What we do say is that it’s hopelessly misleading to go around saying “Science and religion are compatible.” It would be more true to say that science tends to undermine all or most traditional forms of religion, making them less plausible, putting pressure on the religious to thin out their supernaturalist, providentialist views of the world, and so on. The result is that much in the way of actual religion really is threatened by the advance of science. Claiming otherwise is, we say, likely to be disingenuous (or, to be fair, simply mistaken).
We then have a great deal to say about the various ways in which science does this. In particular, we tend to criticise ideas such as NOMA, which seem to us to be full of problems. For example, NOMA gives a characterisation of religion that is totally untrue to the historical experience of the phenomenon.
None of this is about acting in ways that are uncivil.
The idea that in-your-face mockery is an inherent and inevitable part of Gnu Atheism comes, pure and simple, from accommodationists who—desperately avoiding arguments about substance—concentrate on tone.
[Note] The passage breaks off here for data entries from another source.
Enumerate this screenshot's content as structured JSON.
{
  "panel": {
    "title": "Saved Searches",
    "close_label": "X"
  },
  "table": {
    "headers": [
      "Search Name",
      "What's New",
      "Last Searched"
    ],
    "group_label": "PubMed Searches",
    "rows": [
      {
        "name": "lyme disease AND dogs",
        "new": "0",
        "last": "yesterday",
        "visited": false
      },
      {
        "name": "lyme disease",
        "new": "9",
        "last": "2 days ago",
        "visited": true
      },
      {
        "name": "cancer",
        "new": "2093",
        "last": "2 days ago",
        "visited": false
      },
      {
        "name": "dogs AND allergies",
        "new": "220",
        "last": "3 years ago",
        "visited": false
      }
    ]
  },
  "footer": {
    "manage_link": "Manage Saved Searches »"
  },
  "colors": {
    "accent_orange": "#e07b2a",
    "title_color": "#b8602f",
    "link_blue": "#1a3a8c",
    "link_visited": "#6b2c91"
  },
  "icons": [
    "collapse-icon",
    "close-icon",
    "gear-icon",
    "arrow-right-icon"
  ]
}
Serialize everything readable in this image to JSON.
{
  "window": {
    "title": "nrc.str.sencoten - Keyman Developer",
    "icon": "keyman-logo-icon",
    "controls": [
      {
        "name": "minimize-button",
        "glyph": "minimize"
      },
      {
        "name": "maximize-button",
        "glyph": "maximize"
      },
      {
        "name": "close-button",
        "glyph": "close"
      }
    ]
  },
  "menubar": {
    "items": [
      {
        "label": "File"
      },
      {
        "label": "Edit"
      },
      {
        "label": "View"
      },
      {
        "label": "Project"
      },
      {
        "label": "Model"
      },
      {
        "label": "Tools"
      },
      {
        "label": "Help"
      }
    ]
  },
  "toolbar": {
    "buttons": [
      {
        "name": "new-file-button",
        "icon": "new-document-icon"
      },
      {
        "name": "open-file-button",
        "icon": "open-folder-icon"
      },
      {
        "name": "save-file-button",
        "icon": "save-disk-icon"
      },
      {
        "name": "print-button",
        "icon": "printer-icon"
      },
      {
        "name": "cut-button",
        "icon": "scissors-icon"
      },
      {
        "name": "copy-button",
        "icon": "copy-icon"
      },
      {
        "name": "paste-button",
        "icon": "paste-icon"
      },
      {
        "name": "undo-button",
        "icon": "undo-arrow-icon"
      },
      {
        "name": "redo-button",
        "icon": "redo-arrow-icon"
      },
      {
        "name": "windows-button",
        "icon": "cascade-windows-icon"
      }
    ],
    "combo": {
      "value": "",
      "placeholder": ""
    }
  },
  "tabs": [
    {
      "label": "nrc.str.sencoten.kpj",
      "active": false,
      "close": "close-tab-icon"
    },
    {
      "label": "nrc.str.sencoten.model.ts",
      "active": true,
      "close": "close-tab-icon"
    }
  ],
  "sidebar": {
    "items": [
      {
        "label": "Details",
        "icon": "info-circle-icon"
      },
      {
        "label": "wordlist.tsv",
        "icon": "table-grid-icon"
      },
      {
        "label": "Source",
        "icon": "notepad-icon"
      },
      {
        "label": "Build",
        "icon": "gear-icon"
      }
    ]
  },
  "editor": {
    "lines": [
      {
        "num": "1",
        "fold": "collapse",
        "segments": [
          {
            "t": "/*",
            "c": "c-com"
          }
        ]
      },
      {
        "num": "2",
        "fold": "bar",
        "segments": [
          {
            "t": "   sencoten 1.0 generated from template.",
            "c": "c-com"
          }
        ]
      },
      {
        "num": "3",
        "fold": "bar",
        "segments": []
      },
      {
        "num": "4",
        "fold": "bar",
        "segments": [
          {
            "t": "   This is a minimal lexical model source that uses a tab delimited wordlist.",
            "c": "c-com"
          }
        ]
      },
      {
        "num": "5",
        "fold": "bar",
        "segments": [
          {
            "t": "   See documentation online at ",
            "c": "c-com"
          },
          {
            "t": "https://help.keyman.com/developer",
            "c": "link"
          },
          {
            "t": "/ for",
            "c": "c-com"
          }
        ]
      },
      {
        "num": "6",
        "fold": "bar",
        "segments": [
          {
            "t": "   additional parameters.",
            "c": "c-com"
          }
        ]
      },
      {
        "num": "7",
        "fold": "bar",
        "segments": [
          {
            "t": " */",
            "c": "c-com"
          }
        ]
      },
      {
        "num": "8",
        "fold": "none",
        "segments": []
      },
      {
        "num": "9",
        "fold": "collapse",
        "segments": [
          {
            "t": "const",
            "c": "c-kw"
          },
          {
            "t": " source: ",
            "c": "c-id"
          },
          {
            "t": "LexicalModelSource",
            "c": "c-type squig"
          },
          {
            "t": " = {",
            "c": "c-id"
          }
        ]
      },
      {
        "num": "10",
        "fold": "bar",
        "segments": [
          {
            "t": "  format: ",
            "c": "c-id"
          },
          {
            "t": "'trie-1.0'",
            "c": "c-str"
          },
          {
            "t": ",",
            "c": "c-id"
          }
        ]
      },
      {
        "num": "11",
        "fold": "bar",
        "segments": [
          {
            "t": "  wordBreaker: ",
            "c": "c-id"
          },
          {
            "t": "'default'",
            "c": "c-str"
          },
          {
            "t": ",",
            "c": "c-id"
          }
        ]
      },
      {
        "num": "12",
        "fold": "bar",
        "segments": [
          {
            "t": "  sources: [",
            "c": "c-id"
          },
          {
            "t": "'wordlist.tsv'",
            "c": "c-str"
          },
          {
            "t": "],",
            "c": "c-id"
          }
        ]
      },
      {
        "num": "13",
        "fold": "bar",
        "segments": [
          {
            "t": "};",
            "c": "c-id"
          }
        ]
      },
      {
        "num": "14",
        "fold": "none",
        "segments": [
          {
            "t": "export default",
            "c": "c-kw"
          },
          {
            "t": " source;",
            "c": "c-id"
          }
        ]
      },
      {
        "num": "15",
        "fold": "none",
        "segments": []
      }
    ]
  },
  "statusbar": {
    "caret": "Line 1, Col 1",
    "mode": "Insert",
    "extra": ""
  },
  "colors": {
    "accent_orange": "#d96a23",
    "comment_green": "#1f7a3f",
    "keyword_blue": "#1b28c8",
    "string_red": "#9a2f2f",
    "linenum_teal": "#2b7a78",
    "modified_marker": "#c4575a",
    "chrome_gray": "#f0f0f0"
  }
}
It’s all about framing, and it’s been somewhat successful.
An alarm bell should go off when you see fellow atheists chastising us for being “dicks.” As often as not, those very critics behave in exactly the way they deplore. That, after all, is the lesson of the Tom Johnson affair.